With the rapid-fire posting on Culture to Go lately, ranging from music to dance, I don't want you to miss this interview with erotica writer (and cupcake blogger) Rachel Kramer Bussel. She's giving a reading and teaching an Erotica 101 workshop at Smitten Kitten this weekend.

Nate Patrin's 24-UP video game project concludes. Read the preview, part one and part two, and part three. For the denouement, peep the video from the final installment:

The Pawlenty-o-Meter takes a dip in the VP race, with insiders saying the nod may go to Mitt Romney.

To go along with yesterday's photo slideshow, Andrea Myers offers a review of Wilco's performance in Rochester.

Atmosphere is about to blow up, like the ionosphere in response to HAARP.

When I covered an Obama rally at O'Gara's several months back, someone asked me if I was with the Uptake. Apparently, the GOP asks the same question, but if you answer incorrectly, they throw you out.

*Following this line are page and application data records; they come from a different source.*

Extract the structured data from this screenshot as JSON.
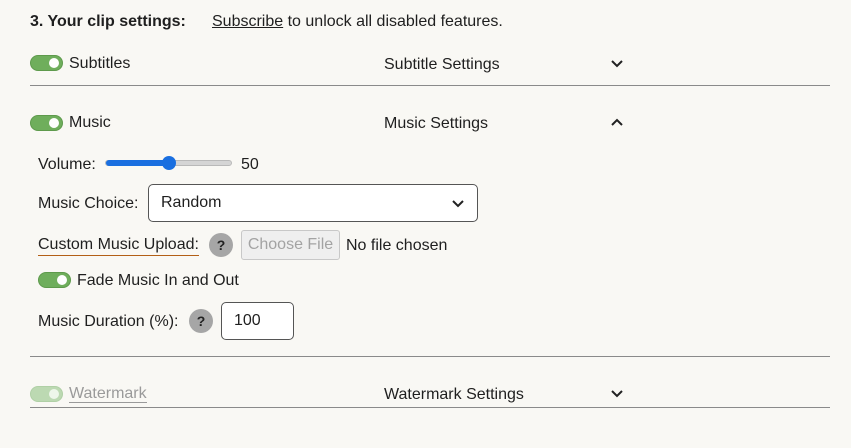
{
  "header": {
    "title": "3. Your clip settings:",
    "subscribe_link": "Subscribe",
    "message": " to unlock all disabled features."
  },
  "subtitles": {
    "label": "Subtitles",
    "settings_label": "Subtitle Settings",
    "enabled": true,
    "expanded": false
  },
  "music": {
    "label": "Music",
    "settings_label": "Music Settings",
    "enabled": true,
    "expanded": true,
    "volume_label": "Volume:",
    "volume_value": "50",
    "volume": 0.5,
    "choice_label": "Music Choice:",
    "choice_value": "Random",
    "upload_label": "Custom Music Upload:",
    "help_icon_text": "?",
    "choose_file_label": "Choose File",
    "no_file_text": "No file chosen",
    "fade_label": "Fade Music In and Out",
    "fade_enabled": true,
    "duration_label": "Music Duration (%):",
    "duration_value": "100"
  },
  "watermark": {
    "label": "Watermark",
    "settings_label": "Watermark Settings",
    "enabled": true,
    "disabled": true,
    "expanded": false
  },
  "colors": {
    "toggle_on": "#6fae5c",
    "accent": "#1a6fe0",
    "upload_underline": "#b35f16"
  }
}
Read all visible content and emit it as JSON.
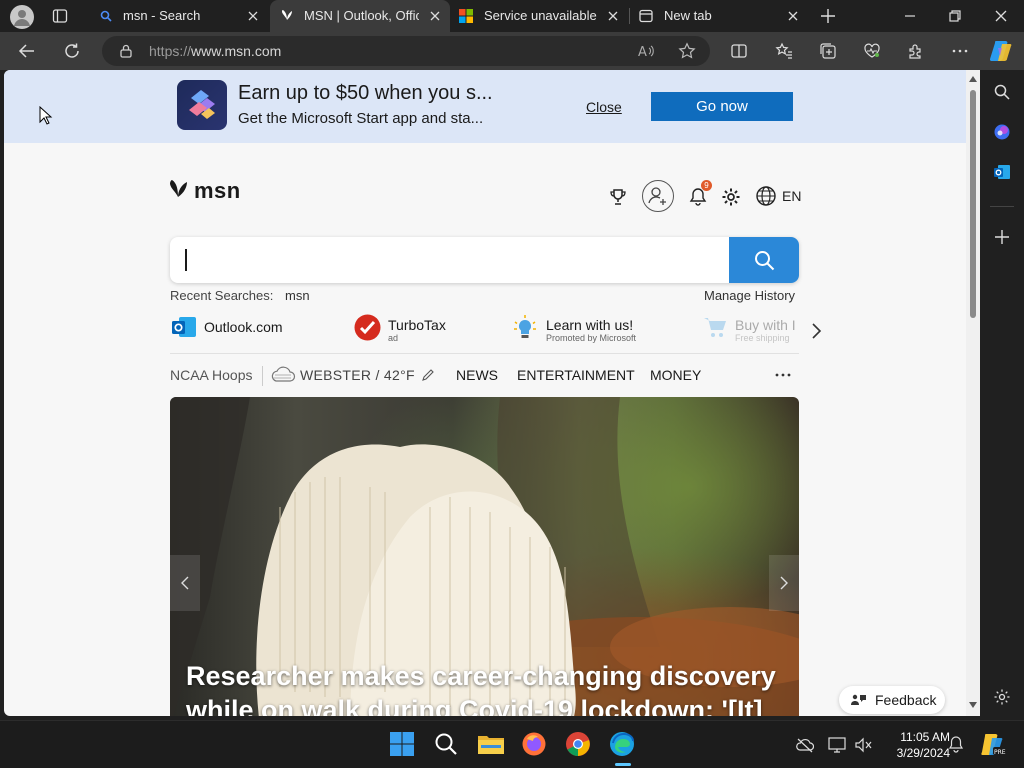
{
  "browser": {
    "tabs": [
      {
        "title": "msn - Search",
        "active": false
      },
      {
        "title": "MSN | Outlook, Office",
        "active": true
      },
      {
        "title": "Service unavailable",
        "active": false
      },
      {
        "title": "New tab",
        "active": false
      }
    ],
    "address": {
      "prefix": "https://",
      "host": "www.msn.com"
    }
  },
  "banner": {
    "headline": "Earn up to $50 when you s...",
    "subline": "Get the Microsoft Start app and sta...",
    "close_label": "Close",
    "cta_label": "Go now"
  },
  "header": {
    "logo_text": "msn",
    "notification_count": "9",
    "language": "EN"
  },
  "search": {
    "recent_label": "Recent Searches:",
    "recent_items": [
      "msn"
    ],
    "manage_history": "Manage History"
  },
  "quick_links": [
    {
      "label": "Outlook.com",
      "sub": ""
    },
    {
      "label": "TurboTax",
      "sub": "ad"
    },
    {
      "label": "Learn with us!",
      "sub": "Promoted by Microsoft"
    },
    {
      "label": "Buy with I",
      "sub": "Free shipping"
    }
  ],
  "nav": {
    "topic": "NCAA Hoops",
    "weather": "WEBSTER / 42°F",
    "items": [
      "NEWS",
      "ENTERTAINMENT",
      "MONEY"
    ]
  },
  "hero": {
    "title_line1": "Researcher makes career-changing discovery",
    "title_line2": "while on walk during Covid-19 lockdown: '[It]"
  },
  "feedback_label": "Feedback",
  "taskbar": {
    "time": "11:05 AM",
    "date": "3/29/2024"
  },
  "colors": {
    "accent": "#0f6cbd",
    "search_button": "#2b88d8",
    "banner_bg": "#dce6f7",
    "tab_active": "#3b3b3b"
  }
}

For the latest Drink of the Week, Matt Snyders offers one of the Town Talk Diner's boozy milkshakes. It's called the "Silly Rabbit," and sadly the post is absent any Flavor Flav jokes.